### Action item
Copy every record exactly as it stands. Leave the pictures out.

[Excerpts from an interface dataset]
★ ★ ★ ★ ★ ★ ★

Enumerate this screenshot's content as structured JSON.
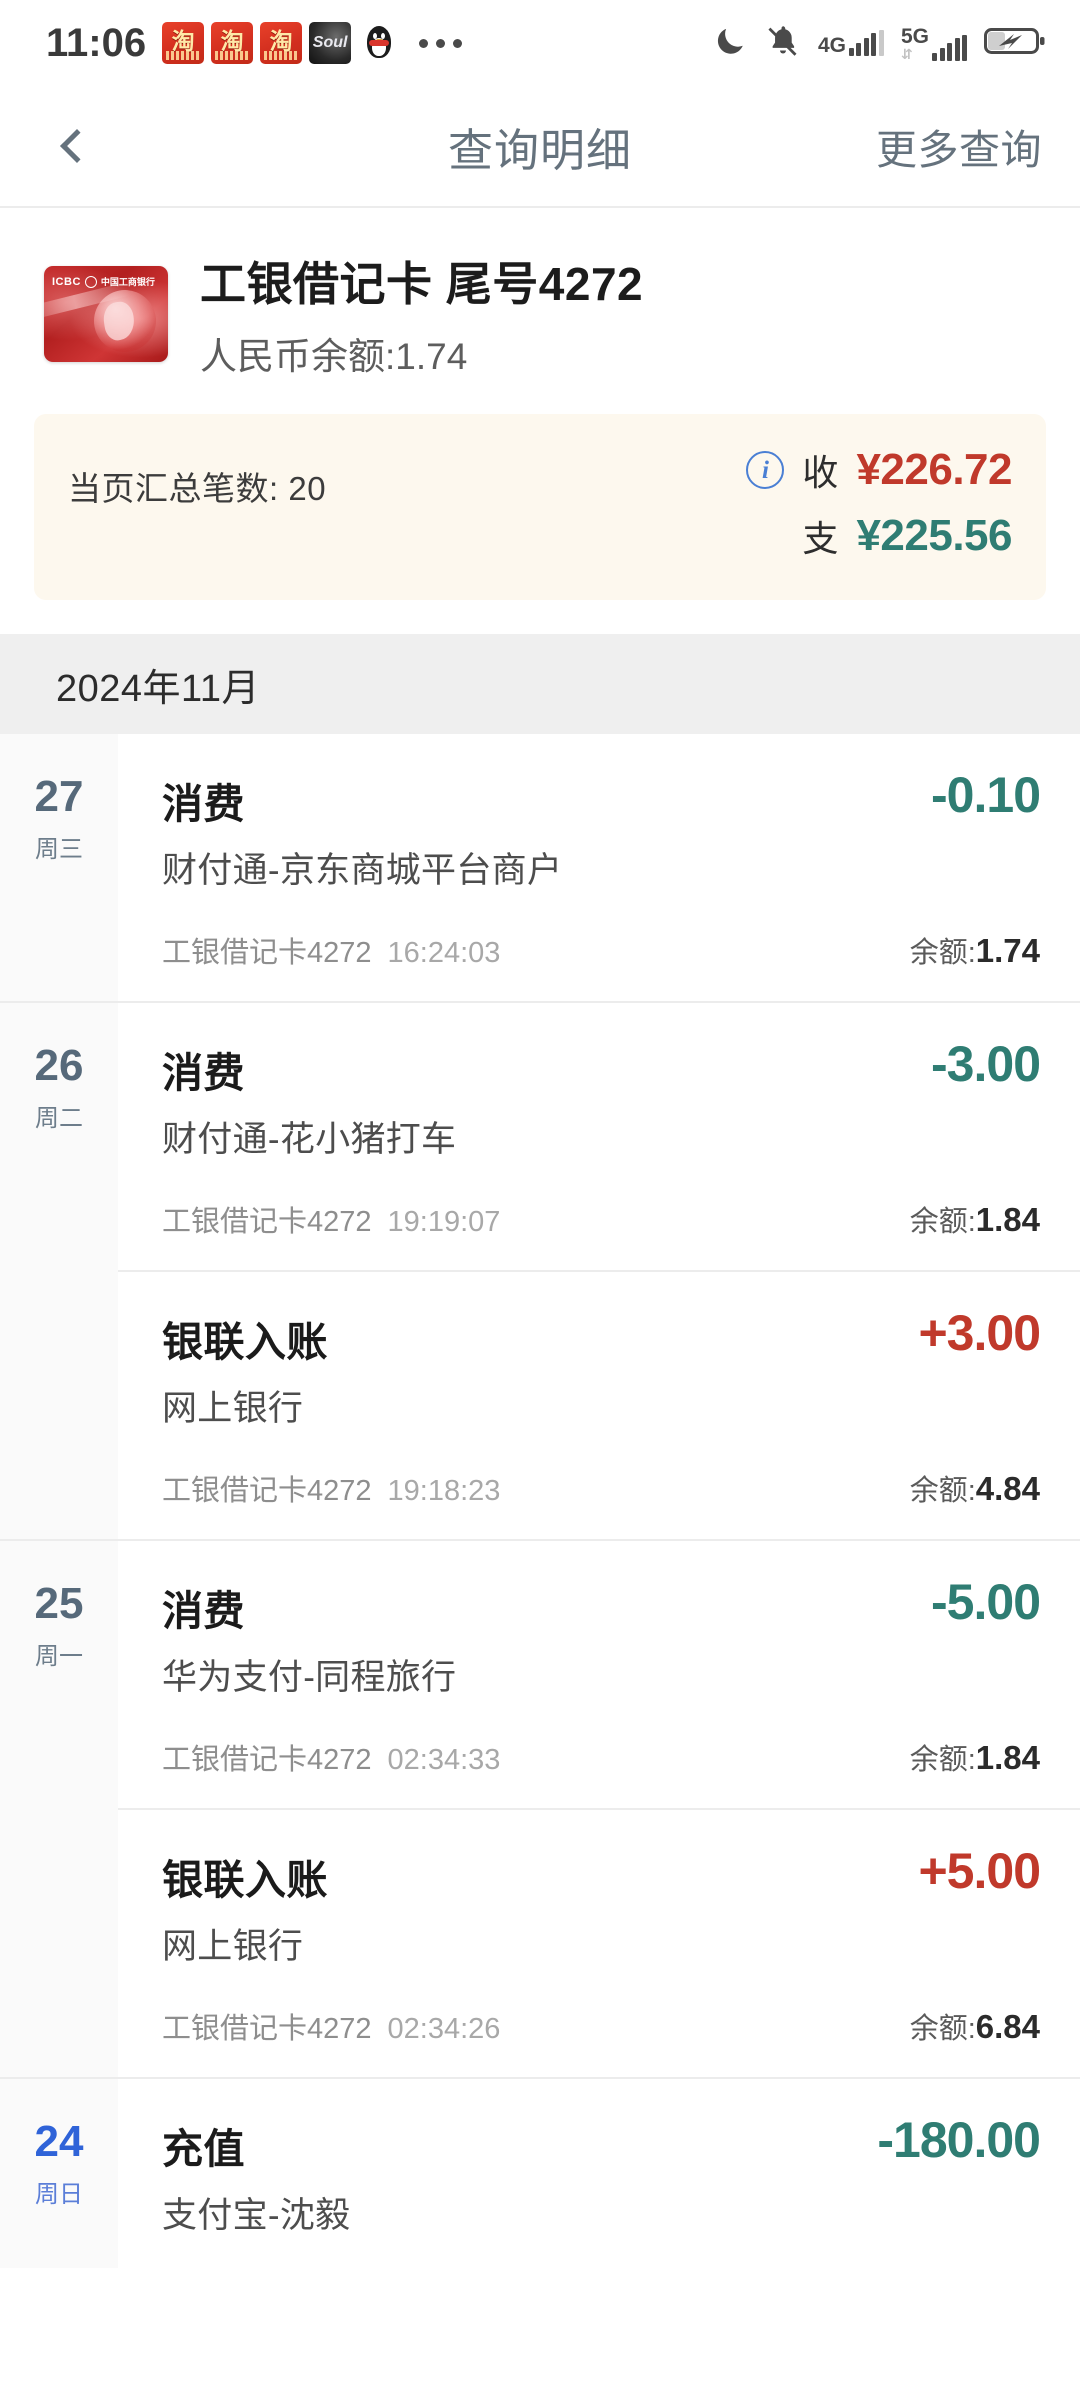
{
  "status_bar": {
    "time": "11:06",
    "app_icons": [
      {
        "name": "taobao-icon",
        "glyph": "淘"
      },
      {
        "name": "taobao-icon",
        "glyph": "淘"
      },
      {
        "name": "taobao-icon",
        "glyph": "淘"
      },
      {
        "name": "soul-icon",
        "glyph": "Soul"
      },
      {
        "name": "qq-icon",
        "glyph": ""
      }
    ],
    "overflow": "•••",
    "right_icons": [
      "moon-icon",
      "bell-muted-icon",
      "signal-4g-icon",
      "signal-5g-icon",
      "battery-charging-icon"
    ],
    "network_4g": "4G",
    "network_5g": "5G"
  },
  "header": {
    "back_icon": "chevron-left-icon",
    "title": "查询明细",
    "action": "更多查询"
  },
  "card": {
    "logo_en": "ICBC",
    "logo_cn": "中国工商银行",
    "name": "工银借记卡  尾号4272",
    "balance_line": "人民币余额:1.74"
  },
  "summary": {
    "count_label": "当页汇总笔数: 20",
    "info_icon": "info-circle-icon",
    "info_glyph": "i",
    "income_label": "收",
    "income_value": "¥226.72",
    "expense_label": "支",
    "expense_value": "¥225.56",
    "income_color": "#c0392b",
    "expense_color": "#2f7d73",
    "background": "#fdf8ee"
  },
  "month_header": "2024年11月",
  "transactions": [
    {
      "day": "27",
      "weekday": "周三",
      "is_sunday": false,
      "rows": [
        {
          "type": "消费",
          "desc": "财付通-京东商城平台商户",
          "card": "工银借记卡4272",
          "time": "16:24:03",
          "amount": "-0.10",
          "sign": "neg",
          "balance_label": "余额:",
          "balance_value": "1.74"
        }
      ]
    },
    {
      "day": "26",
      "weekday": "周二",
      "is_sunday": false,
      "rows": [
        {
          "type": "消费",
          "desc": "财付通-花小猪打车",
          "card": "工银借记卡4272",
          "time": "19:19:07",
          "amount": "-3.00",
          "sign": "neg",
          "balance_label": "余额:",
          "balance_value": "1.84"
        },
        {
          "type": "银联入账",
          "desc": "网上银行",
          "card": "工银借记卡4272",
          "time": "19:18:23",
          "amount": "+3.00",
          "sign": "pos",
          "balance_label": "余额:",
          "balance_value": "4.84"
        }
      ]
    },
    {
      "day": "25",
      "weekday": "周一",
      "is_sunday": false,
      "rows": [
        {
          "type": "消费",
          "desc": "华为支付-同程旅行",
          "card": "工银借记卡4272",
          "time": "02:34:33",
          "amount": "-5.00",
          "sign": "neg",
          "balance_label": "余额:",
          "balance_value": "1.84"
        },
        {
          "type": "银联入账",
          "desc": "网上银行",
          "card": "工银借记卡4272",
          "time": "02:34:26",
          "amount": "+5.00",
          "sign": "pos",
          "balance_label": "余额:",
          "balance_value": "6.84"
        }
      ]
    },
    {
      "day": "24",
      "weekday": "周日",
      "is_sunday": true,
      "rows": [
        {
          "type": "充值",
          "desc": "支付宝-沈毅",
          "card": "",
          "time": "",
          "amount": "-180.00",
          "sign": "neg",
          "balance_label": "",
          "balance_value": ""
        }
      ]
    }
  ]
}
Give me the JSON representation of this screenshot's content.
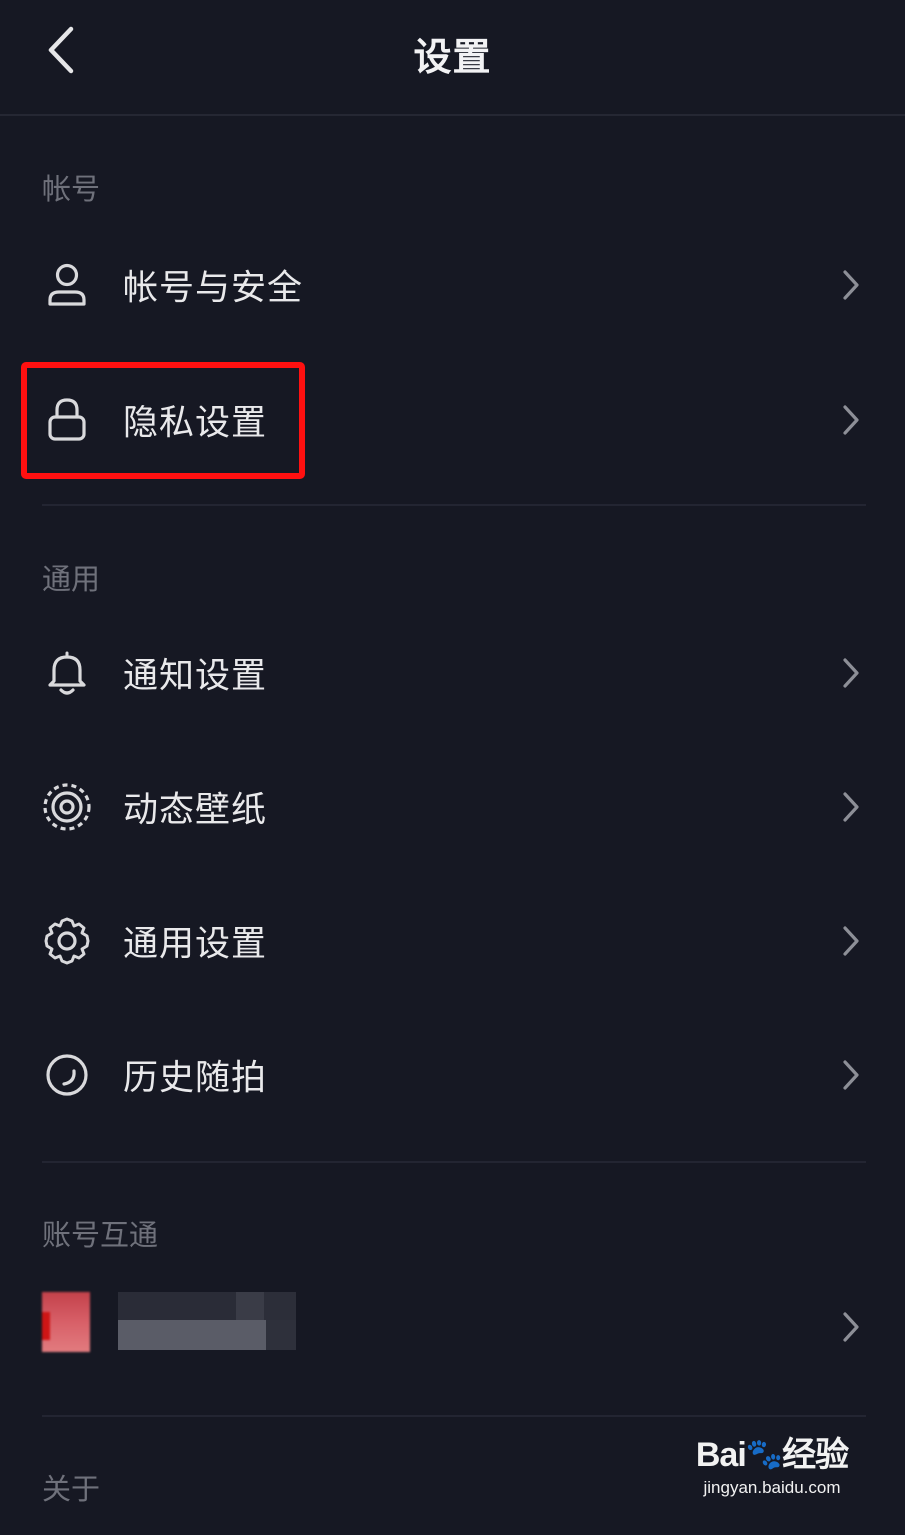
{
  "header": {
    "title": "设置",
    "back_icon": "chevron-left-icon"
  },
  "sections": {
    "account": {
      "label": "帐号",
      "items": [
        {
          "label": "帐号与安全",
          "icon": "user-icon"
        },
        {
          "label": "隐私设置",
          "icon": "lock-icon"
        }
      ]
    },
    "general": {
      "label": "通用",
      "items": [
        {
          "label": "通知设置",
          "icon": "bell-icon"
        },
        {
          "label": "动态壁纸",
          "icon": "live-wallpaper-icon"
        },
        {
          "label": "通用设置",
          "icon": "gear-icon"
        },
        {
          "label": "历史随拍",
          "icon": "history-icon"
        }
      ]
    },
    "linked": {
      "label": "账号互通"
    },
    "about": {
      "label": "关于"
    }
  },
  "highlight": {
    "color": "#ff1010",
    "target": "隐私设置"
  },
  "watermark": {
    "logo_left": "Bai",
    "logo_right": "经验",
    "url": "jingyan.baidu.com"
  },
  "colors": {
    "background": "#161823",
    "text_primary": "#e9e9eb",
    "text_secondary": "#6f717b",
    "divider": "#232532"
  }
}
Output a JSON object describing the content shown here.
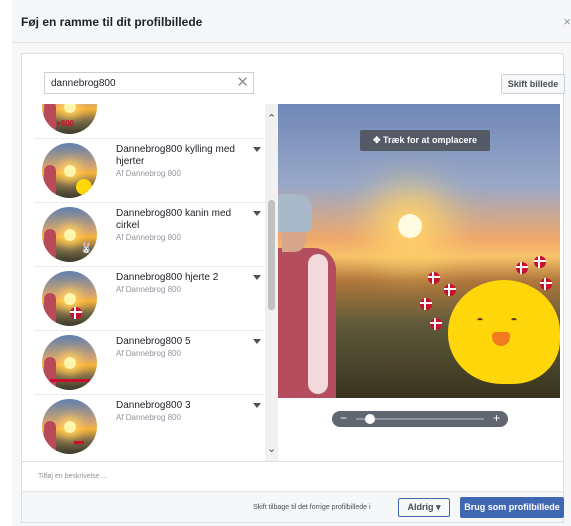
{
  "dialog": {
    "title": "Føj en ramme til dit profilbillede",
    "close_glyph": "×"
  },
  "search": {
    "value": "dannebrog800",
    "clear_glyph": "✕"
  },
  "swap_image_label": "Skift billede",
  "frames": [
    {
      "title": "",
      "author": ""
    },
    {
      "title": "Dannebrog800 kylling med hjerter",
      "author": "Af Dannebrog 800"
    },
    {
      "title": "Dannebrog800 kanin med cirkel",
      "author": "Af Dannebrog 800"
    },
    {
      "title": "Dannebrog800 hjerte 2",
      "author": "Af Dannebrog 800"
    },
    {
      "title": "Dannebrog800 5",
      "author": "Af Dannebrog 800"
    },
    {
      "title": "Dannebrog800 3",
      "author": "Af Dannebrog 800"
    }
  ],
  "preview": {
    "drag_label": "✥ Træk for at omplacere",
    "zoom_minus": "−",
    "zoom_plus": "+",
    "zoom_level": 0.08
  },
  "description_placeholder": "Tilføj en beskrivelse ...",
  "footer": {
    "revert_text": "Skift tilbage til det forrige profilbillede i",
    "never_label": "Aldrig ▾",
    "use_label": "Brug som profilbillede"
  },
  "icons": {
    "scroll_up": "⌃",
    "scroll_down": "⌄"
  },
  "colors": {
    "primary_blue": "#4267b2",
    "danish_red": "#c8102e",
    "chick_yellow": "#ffd60a"
  }
}
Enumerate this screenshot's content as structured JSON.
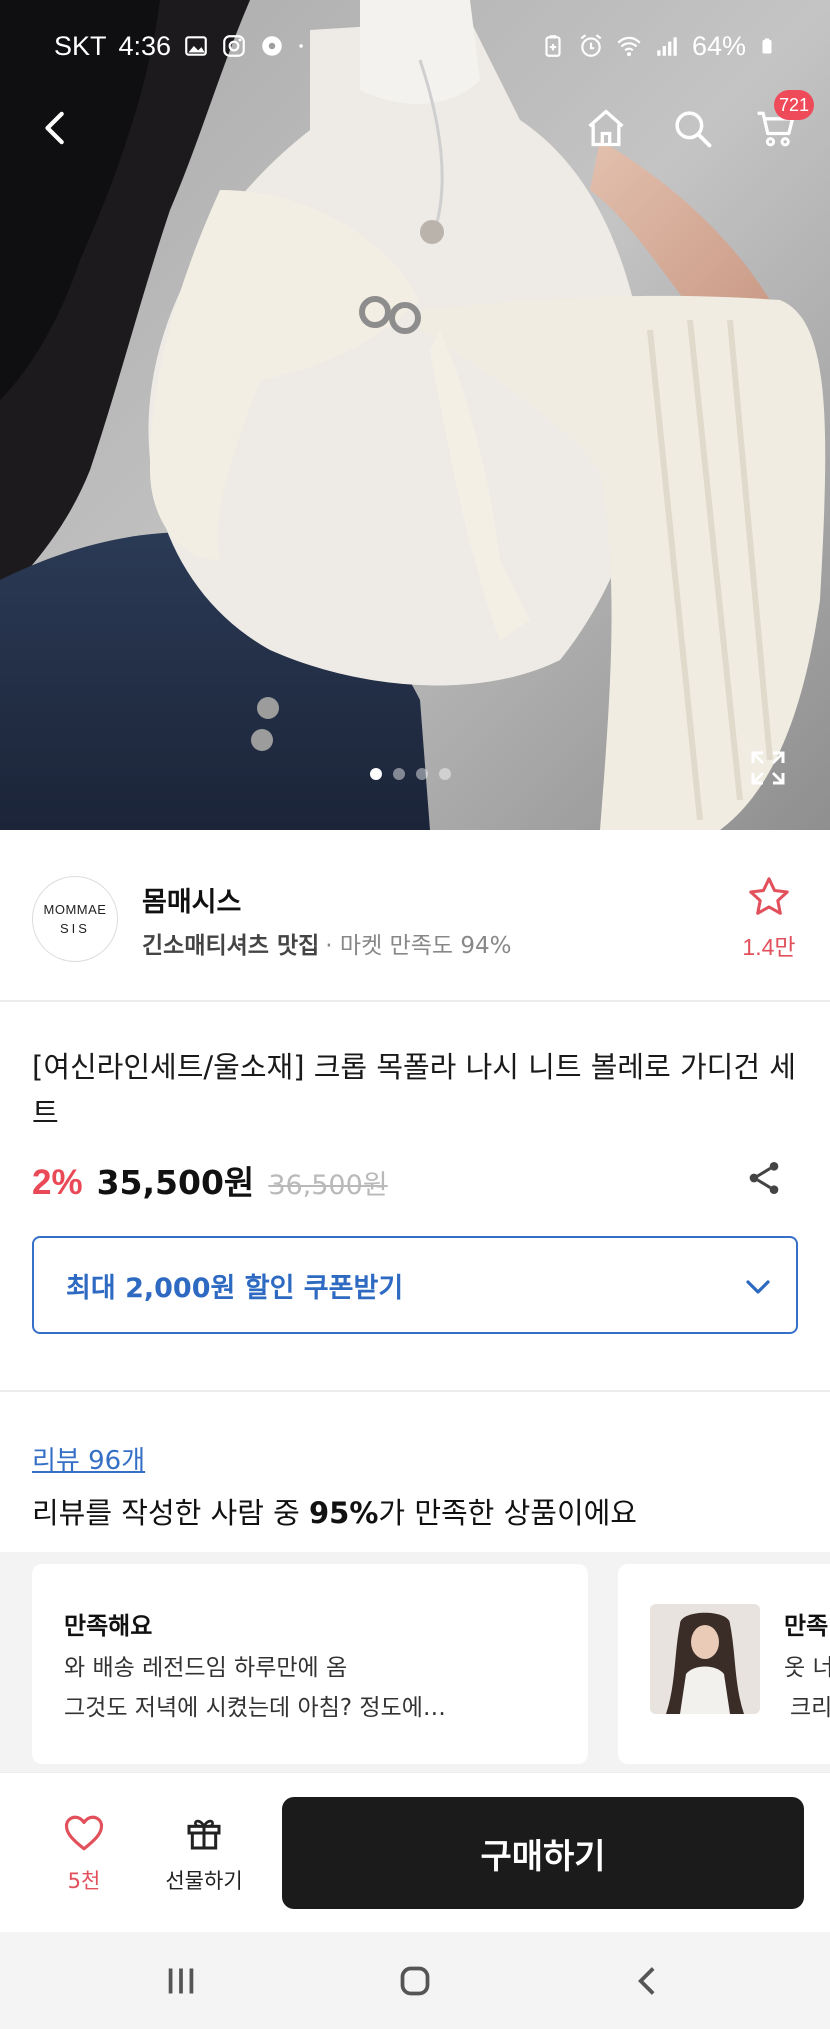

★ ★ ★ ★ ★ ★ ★

### Task output
Enumerate this screenshot's content as structured JSON.
{
  "status_bar": {
    "time": "11:06",
    "app_icons": [
      {
        "name": "taobao-icon",
        "glyph": "淘"
      },
      {
        "name": "taobao-icon",
        "glyph": "淘"
      },
      {
        "name": "taobao-icon",
        "glyph": "淘"
      },
      {
        "name": "soul-icon",
        "glyph": "Soul"
      },
      {
        "name": "qq-icon",
        "glyph": ""
      }
    ],
    "overflow": "•••",
    "right_icons": [
      "moon-icon",
      "bell-muted-icon",
      "signal-4g-icon",
      "signal-5g-icon",
      "battery-charging-icon"
    ],
    "network_4g": "4G",
    "network_5g": "5G"
  },
  "header": {
    "back_icon": "chevron-left-icon",
    "title": "查询明细",
    "action": "更多查询"
  },
  "card": {
    "logo_en": "ICBC",
    "logo_cn": "中国工商银行",
    "name": "工银借记卡  尾号4272",
    "balance_line": "人民币余额:1.74"
  },
  "summary": {
    "count_label": "当页汇总笔数: 20",
    "info_icon": "info-circle-icon",
    "info_glyph": "i",
    "income_label": "收",
    "income_value": "¥226.72",
    "expense_label": "支",
    "expense_value": "¥225.56",
    "income_color": "#c0392b",
    "expense_color": "#2f7d73",
    "background": "#fdf8ee"
  },
  "month_header": "2024年11月",
  "transactions": [
    {
      "day": "27",
      "weekday": "周三",
      "is_sunday": false,
      "rows": [
        {
          "type": "消费",
          "desc": "财付通-京东商城平台商户",
          "card": "工银借记卡4272",
          "time": "16:24:03",
          "amount": "-0.10",
          "sign": "neg",
          "balance_label": "余额:",
          "balance_value": "1.74"
        }
      ]
    },
    {
      "day": "26",
      "weekday": "周二",
      "is_sunday": false,
      "rows": [
        {
          "type": "消费",
          "desc": "财付通-花小猪打车",
          "card": "工银借记卡4272",
          "time": "19:19:07",
          "amount": "-3.00",
          "sign": "neg",
          "balance_label": "余额:",
          "balance_value": "1.84"
        },
        {
          "type": "银联入账",
          "desc": "网上银行",
          "card": "工银借记卡4272",
          "time": "19:18:23",
          "amount": "+3.00",
          "sign": "pos",
          "balance_label": "余额:",
          "balance_value": "4.84"
        }
      ]
    },
    {
      "day": "25",
      "weekday": "周一",
      "is_sunday": false,
      "rows": [
        {
          "type": "消费",
          "desc": "华为支付-同程旅行",
          "card": "工银借记卡4272",
          "time": "02:34:33",
          "amount": "-5.00",
          "sign": "neg",
          "balance_label": "余额:",
          "balance_value": "1.84"
        },
        {
          "type": "银联入账",
          "desc": "网上银行",
          "card": "工银借记卡4272",
          "time": "02:34:26",
          "amount": "+5.00",
          "sign": "pos",
          "balance_label": "余额:",
          "balance_value": "6.84"
        }
      ]
    },
    {
      "day": "24",
      "weekday": "周日",
      "is_sunday": true,
      "rows": [
        {
          "type": "充值",
          "desc": "支付宝-沈毅",
          "card": "",
          "time": "",
          "amount": "-180.00",
          "sign": "neg",
          "balance_label": "",
          "balance_value": ""
        }
      ]
    }
  ]
}
Give me the JSON representation of this screenshot's content.
{
  "header": {
    "title": "设置",
    "back_icon": "chevron-left-icon"
  },
  "sections": {
    "account": {
      "label": "帐号",
      "items": [
        {
          "label": "帐号与安全",
          "icon": "user-icon"
        },
        {
          "label": "隐私设置",
          "icon": "lock-icon"
        }
      ]
    },
    "general": {
      "label": "通用",
      "items": [
        {
          "label": "通知设置",
          "icon": "bell-icon"
        },
        {
          "label": "动态壁纸",
          "icon": "live-wallpaper-icon"
        },
        {
          "label": "通用设置",
          "icon": "gear-icon"
        },
        {
          "label": "历史随拍",
          "icon": "history-icon"
        }
      ]
    },
    "linked": {
      "label": "账号互通"
    },
    "about": {
      "label": "关于"
    }
  },
  "highlight": {
    "color": "#ff1010",
    "target": "隐私设置"
  },
  "watermark": {
    "logo_left": "Bai",
    "logo_right": "经验",
    "url": "jingyan.baidu.com"
  },
  "colors": {
    "background": "#161823",
    "text_primary": "#e9e9eb",
    "text_secondary": "#6f717b",
    "divider": "#232532"
  }
}
Output a JSON object describing the content shown here.
{
  "dialog": {
    "title": "Føj en ramme til dit profilbillede",
    "close_glyph": "×"
  },
  "search": {
    "value": "dannebrog800",
    "clear_glyph": "✕"
  },
  "swap_image_label": "Skift billede",
  "frames": [
    {
      "title": "",
      "author": ""
    },
    {
      "title": "Dannebrog800 kylling med hjerter",
      "author": "Af Dannebrog 800"
    },
    {
      "title": "Dannebrog800 kanin med cirkel",
      "author": "Af Dannebrog 800"
    },
    {
      "title": "Dannebrog800 hjerte 2",
      "author": "Af Dannebrog 800"
    },
    {
      "title": "Dannebrog800 5",
      "author": "Af Dannebrog 800"
    },
    {
      "title": "Dannebrog800 3",
      "author": "Af Dannebrog 800"
    }
  ],
  "preview": {
    "drag_label": "✥ Træk for at omplacere",
    "zoom_minus": "−",
    "zoom_plus": "+",
    "zoom_level": 0.08
  },
  "description_placeholder": "Tilføj en beskrivelse ...",
  "footer": {
    "revert_text": "Skift tilbage til det forrige profilbillede i",
    "never_label": "Aldrig ▾",
    "use_label": "Brug som profilbillede"
  },
  "icons": {
    "scroll_up": "⌃",
    "scroll_down": "⌄"
  },
  "colors": {
    "primary_blue": "#4267b2",
    "danish_red": "#c8102e",
    "chick_yellow": "#ffd60a"
  }
}
Enumerate this screenshot's content as structured JSON.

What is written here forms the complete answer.